Upon arriving in the small town of Crescent City, you will feel like you’ve stepped back in time. Filled with old Florida charm, it is a picturesque community full of beautiful turn-of-the-century homes and churches. Crescent City is a town comfortably nestled between two lakes: one shaped like a crescent moon, called Crescent Lake, and the other shaped like a star, Lake Stella.
The town was founded in 1852 during the Victorian era. It prospered with the arrival of wealthy winter residents on steamships via the St. Johns River in the late 1800s. They constructed ornately decorated residences in revival styles that were popular in the mid-to-late 19th century, including Late Gothic Revival, Classical Revival, Italianate, Vernacular, Craftsman, Prairie, Shingle, Colonial Revival, and Queen Anne. The historic district of Crescent City possesses all of these styles, as well as a classic Florida Cracker-style home.
To this day, the town’s land development code requires all construction to be consistent with the historical architectural styles present. Crescent City’s nationally-designated historic district contains 212 buildings and 2 sites, with 2 residential listings in the National Registry of Historic Places.
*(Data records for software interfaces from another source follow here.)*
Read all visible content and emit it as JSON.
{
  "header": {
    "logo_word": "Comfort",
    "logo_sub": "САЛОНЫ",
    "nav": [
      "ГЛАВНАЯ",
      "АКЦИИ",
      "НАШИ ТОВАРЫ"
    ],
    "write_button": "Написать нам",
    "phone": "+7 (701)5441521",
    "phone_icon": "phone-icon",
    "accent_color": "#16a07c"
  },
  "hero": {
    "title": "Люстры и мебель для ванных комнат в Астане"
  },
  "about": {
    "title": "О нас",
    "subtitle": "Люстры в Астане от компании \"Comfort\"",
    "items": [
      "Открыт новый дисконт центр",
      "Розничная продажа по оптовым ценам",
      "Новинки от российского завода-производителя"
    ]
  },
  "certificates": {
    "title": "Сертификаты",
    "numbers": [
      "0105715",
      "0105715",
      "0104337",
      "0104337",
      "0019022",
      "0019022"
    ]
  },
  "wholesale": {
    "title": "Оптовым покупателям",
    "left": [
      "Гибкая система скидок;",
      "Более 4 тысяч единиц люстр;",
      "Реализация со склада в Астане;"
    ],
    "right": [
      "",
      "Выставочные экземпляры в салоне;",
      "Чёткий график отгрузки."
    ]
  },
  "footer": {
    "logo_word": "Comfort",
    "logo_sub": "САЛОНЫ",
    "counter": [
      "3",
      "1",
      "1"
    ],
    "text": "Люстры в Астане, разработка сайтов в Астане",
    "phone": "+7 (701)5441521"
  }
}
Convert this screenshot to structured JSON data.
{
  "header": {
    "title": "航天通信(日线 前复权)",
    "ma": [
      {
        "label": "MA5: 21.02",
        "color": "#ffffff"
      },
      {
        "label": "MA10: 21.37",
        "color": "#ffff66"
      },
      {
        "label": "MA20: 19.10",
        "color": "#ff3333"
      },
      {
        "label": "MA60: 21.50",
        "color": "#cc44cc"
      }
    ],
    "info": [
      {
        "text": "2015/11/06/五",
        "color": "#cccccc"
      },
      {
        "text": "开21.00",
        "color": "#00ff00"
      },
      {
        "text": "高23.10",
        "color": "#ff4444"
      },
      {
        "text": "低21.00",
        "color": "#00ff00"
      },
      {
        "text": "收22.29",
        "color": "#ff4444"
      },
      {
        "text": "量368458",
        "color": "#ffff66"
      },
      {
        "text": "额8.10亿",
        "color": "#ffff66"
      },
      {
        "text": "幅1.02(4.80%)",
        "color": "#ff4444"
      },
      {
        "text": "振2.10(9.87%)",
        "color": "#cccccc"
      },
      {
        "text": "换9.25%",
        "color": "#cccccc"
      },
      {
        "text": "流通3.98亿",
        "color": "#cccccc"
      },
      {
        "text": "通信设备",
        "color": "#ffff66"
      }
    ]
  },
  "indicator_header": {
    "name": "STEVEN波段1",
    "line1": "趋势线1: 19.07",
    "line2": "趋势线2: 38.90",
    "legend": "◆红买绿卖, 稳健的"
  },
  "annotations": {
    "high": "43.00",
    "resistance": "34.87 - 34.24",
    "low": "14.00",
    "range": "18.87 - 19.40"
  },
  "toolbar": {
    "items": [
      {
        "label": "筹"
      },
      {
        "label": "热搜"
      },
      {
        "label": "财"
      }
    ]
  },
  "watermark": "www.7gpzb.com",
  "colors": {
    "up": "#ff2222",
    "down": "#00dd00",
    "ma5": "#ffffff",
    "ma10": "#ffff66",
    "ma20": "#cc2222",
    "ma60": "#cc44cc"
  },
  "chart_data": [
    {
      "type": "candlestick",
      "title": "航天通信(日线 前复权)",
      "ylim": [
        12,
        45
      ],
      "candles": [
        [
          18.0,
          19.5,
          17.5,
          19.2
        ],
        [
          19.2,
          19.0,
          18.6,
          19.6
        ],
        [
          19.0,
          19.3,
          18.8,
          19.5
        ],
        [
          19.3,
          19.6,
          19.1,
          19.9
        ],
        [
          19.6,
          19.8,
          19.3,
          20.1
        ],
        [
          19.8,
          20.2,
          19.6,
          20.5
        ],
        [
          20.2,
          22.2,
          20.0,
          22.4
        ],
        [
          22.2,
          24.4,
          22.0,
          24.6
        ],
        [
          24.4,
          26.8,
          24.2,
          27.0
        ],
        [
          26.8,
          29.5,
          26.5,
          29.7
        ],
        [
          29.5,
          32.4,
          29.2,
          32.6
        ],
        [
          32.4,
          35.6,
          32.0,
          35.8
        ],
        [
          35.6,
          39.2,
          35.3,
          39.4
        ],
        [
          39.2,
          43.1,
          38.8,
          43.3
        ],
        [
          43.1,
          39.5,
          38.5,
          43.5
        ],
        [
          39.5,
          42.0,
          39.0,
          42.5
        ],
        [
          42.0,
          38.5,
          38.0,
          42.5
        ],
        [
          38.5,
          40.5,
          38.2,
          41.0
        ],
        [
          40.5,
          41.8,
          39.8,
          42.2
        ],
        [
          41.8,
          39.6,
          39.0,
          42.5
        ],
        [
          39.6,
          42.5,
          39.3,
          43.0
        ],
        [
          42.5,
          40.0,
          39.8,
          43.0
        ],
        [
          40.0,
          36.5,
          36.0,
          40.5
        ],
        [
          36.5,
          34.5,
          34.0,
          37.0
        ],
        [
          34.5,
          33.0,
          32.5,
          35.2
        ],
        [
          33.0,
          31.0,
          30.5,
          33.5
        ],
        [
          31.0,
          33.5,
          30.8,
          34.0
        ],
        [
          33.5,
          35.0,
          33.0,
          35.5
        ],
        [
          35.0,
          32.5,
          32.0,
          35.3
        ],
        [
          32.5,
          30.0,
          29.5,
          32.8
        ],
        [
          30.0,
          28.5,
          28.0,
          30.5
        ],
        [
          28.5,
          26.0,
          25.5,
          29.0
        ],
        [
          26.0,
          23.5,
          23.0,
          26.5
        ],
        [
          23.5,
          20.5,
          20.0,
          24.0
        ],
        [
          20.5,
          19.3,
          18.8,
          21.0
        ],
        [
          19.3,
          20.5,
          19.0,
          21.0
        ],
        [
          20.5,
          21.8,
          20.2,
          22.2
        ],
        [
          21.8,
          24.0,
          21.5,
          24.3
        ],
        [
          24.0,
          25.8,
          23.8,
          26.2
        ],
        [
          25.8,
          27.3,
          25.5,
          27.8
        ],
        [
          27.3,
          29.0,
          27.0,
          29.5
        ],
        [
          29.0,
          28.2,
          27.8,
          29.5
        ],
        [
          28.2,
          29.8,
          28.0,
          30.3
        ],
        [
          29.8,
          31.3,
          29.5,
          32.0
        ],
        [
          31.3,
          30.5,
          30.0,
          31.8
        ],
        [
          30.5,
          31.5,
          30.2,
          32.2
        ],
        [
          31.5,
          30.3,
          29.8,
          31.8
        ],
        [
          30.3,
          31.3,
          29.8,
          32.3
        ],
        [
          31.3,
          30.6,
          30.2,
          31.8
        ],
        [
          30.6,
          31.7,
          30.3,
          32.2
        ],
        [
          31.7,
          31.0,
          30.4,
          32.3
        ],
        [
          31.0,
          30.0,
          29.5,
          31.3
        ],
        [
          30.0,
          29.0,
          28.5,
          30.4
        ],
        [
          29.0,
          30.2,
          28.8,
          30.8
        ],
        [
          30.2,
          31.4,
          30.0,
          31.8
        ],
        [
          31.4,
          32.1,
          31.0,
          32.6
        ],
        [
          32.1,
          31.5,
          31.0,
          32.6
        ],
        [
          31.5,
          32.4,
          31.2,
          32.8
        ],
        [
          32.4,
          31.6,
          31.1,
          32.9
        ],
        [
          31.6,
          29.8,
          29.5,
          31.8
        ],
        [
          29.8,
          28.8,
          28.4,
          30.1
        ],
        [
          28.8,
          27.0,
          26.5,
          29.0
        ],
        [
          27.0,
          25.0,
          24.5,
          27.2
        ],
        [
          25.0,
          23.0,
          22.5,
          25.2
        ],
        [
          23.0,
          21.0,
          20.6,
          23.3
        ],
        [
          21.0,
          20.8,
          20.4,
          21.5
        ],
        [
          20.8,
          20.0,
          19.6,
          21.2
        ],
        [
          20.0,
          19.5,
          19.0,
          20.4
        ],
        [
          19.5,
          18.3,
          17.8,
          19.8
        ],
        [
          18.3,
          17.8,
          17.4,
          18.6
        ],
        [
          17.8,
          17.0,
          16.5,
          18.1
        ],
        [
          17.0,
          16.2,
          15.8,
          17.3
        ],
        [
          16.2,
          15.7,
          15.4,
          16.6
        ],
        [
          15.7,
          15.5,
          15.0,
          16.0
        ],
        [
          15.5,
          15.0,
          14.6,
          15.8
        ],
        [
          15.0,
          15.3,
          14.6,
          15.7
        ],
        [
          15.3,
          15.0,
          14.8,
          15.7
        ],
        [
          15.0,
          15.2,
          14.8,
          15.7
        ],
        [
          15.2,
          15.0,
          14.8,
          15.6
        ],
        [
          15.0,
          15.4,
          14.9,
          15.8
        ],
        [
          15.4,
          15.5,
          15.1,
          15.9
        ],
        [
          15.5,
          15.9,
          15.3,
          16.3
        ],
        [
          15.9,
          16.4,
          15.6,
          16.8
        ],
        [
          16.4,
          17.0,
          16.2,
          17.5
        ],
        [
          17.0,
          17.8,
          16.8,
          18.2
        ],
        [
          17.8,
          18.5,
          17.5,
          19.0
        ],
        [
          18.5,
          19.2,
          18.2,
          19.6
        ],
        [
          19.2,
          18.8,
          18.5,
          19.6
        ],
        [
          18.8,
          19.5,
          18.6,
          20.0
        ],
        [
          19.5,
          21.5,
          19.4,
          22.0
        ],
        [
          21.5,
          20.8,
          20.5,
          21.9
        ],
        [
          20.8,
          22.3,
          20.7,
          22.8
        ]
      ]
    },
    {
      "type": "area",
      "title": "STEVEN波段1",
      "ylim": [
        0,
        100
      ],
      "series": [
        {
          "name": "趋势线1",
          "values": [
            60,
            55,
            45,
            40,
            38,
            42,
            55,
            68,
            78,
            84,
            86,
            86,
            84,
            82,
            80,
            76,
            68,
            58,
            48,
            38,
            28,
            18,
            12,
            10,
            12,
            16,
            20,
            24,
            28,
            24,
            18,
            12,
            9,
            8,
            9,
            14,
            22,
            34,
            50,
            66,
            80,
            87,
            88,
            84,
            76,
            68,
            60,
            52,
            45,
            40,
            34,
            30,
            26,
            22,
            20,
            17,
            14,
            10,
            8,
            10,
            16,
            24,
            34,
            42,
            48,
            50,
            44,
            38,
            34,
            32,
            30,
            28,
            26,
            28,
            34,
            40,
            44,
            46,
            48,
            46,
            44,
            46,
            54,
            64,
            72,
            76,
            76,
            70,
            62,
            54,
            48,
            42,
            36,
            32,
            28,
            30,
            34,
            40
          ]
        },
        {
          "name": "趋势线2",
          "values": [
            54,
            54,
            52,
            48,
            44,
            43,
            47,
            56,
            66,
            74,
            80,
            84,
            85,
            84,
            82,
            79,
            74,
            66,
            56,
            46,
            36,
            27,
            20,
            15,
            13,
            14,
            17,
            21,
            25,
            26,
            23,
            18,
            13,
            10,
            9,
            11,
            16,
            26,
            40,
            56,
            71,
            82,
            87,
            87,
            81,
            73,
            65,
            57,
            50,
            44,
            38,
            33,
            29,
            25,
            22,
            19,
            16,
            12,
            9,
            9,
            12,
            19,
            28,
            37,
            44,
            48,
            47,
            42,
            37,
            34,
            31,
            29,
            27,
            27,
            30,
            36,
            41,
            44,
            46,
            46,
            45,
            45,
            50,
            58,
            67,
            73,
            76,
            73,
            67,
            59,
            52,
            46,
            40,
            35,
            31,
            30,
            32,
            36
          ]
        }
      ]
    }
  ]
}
One such residence is the Hubbard House located at 535 N Lake Street. It was constructed in 1879, in a mixture of the Shingle and Queen Ann styles. It was the retirement home of Michigan native Henry Hubbard, an entomologist, who helped establish Michigan State University in 1885.
The town sits on a high wooded bluff, between two quiet pristine lakes. Set amid towering cypress, tall pines, and majestic oaks dripping with trails of Spanish moss, it has the beloved distinction of being a Tree City USA: a community devoted to urban forestry as determined by the Arbor Day Foundation. Heritage and champion trees—the largest known trees registered in the country—are spread throughout the town, resembling a place Norman Rockwell would have drawn.
The town square park houses an iconic grand gazebo, while the church across the street rings its bells from noon until six.
On the other side of the park sits another historic residence, the Cheatham House. Built in 1911, it is an amazing example of the timeless Prairie style that was favored by architect Frank Lloyd Wright. It is one of a few indigenous American architectural forms consisting of low-pitched hip roof lines, strong horizontal planes, and wide eaves.
Just down the street, you can enjoy the comforts of the Sprague House Inn & Restaurant, a Vernacular style bed-and-breakfast built in 1892. There, you can enjoy views of Crescent Lake from the covered verandas and easy chairs.
The town is rich with flowering and fragrant landscapes, dotted with azaleas, gardenias, bougainvilleas, and confederate jasmine. The sweet smell of orange blossoms drifts by—from orange trees planted by early settlers and current residents—serving as natural aromatherapy.
Fauna flourish here too, including a pride of peacocks that inhabit the southeast side of town. The stately birds even have their own “Peacock Crossing” roadway signs.
Crescent City is a fisherman’s paradise and is referred to as the “bass capital of the world.” Crescent Lake is known for being home to an American bald eagle population, as well as largemouth bass, speckled perch, bluegill, and shrimp—there is an annual shrimp run. Pleasure boaters and fishermen are welcome to find their catch.
The shores of Lake Stella offer the sandy dunes of Dexter Beach. A meandering walkway along the eastern shoreline provides observation decks for amazing sunset views. Meanwhile, Fletcher Park, which overlooks Crescent Lake, is perfect for catching the spectacular sunrise.
The town’s biggest event of the year is the Catfish Festival, held on the first weekend of April. It is organized by the local rotary club, with all proceeds going to scholarship funding for the Crescent City High School. One of the joys of living in a small town is that everyone chips in for community events. The local Lions Club sponsors a Christmas party held in Fletcher Park. The Crescent City Yacht Club takes care of the Independence Day street festival and fireworks. The two local women’s clubs will host everything from chamber music concerts to potluck dinners. Crescent City also has its own theatre group, the Purple Plum Playhouse, that stages several productions a year.
Among the town’s simple pleasures is Trivia Night, which takes place every Wednesday night at the historic Benham Store and Masonic Lodge. The building was constructed in 1883 as a general store on the shores of Crescent Lake. The game is spirited, as residents get competitive for an evening of innocent fun. People here pride themselves on their sense of community and hospitality. If you come for a visit, chances are, they will give you a friendly greeting or wave in passing.